- [Task description]: The entries that follow must be given again exactly, with no pictures kept.
--- START ---
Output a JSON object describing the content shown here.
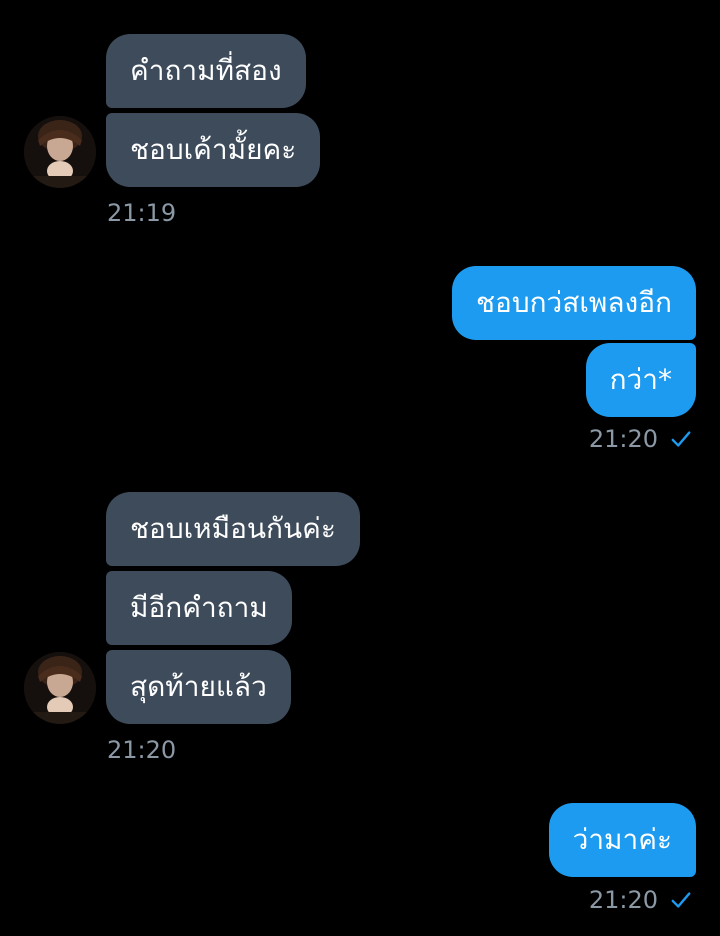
{
  "colors": {
    "background": "#000000",
    "incoming_bubble": "#3d4b5b",
    "outgoing_bubble": "#1d9bf0",
    "timestamp": "#8b98a5",
    "read_check": "#1d9bf0"
  },
  "messages": {
    "group1": {
      "msg1": "คำถามที่สอง",
      "msg2": "ชอบเค้ามั้ยคะ",
      "time": "21:19"
    },
    "group2": {
      "msg1": "ชอบกว่สเพลงอีก",
      "msg2": "กว่า*",
      "time": "21:20",
      "status_icon": "check-icon"
    },
    "group3": {
      "msg1": "ชอบเหมือนกันค่ะ",
      "msg2": "มีอีกคำถาม",
      "msg3": "สุดท้ายแล้ว",
      "time": "21:20"
    },
    "group4": {
      "msg1": "ว่ามาค่ะ",
      "time": "21:20",
      "status_icon": "check-icon"
    }
  }
}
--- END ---
- [Task response]:
Output a JSON object describing the content shown here.
{
  "colors": {
    "background": "#000000",
    "incoming_bubble": "#3d4b5b",
    "outgoing_bubble": "#1d9bf0",
    "timestamp": "#8b98a5",
    "read_check": "#1d9bf0"
  },
  "messages": {
    "group1": {
      "msg1": "คำถามที่สอง",
      "msg2": "ชอบเค้ามั้ยคะ",
      "time": "21:19"
    },
    "group2": {
      "msg1": "ชอบกว่สเพลงอีก",
      "msg2": "กว่า*",
      "time": "21:20",
      "status_icon": "check-icon"
    },
    "group3": {
      "msg1": "ชอบเหมือนกันค่ะ",
      "msg2": "มีอีกคำถาม",
      "msg3": "สุดท้ายแล้ว",
      "time": "21:20"
    },
    "group4": {
      "msg1": "ว่ามาค่ะ",
      "time": "21:20",
      "status_icon": "check-icon"
    }
  }
}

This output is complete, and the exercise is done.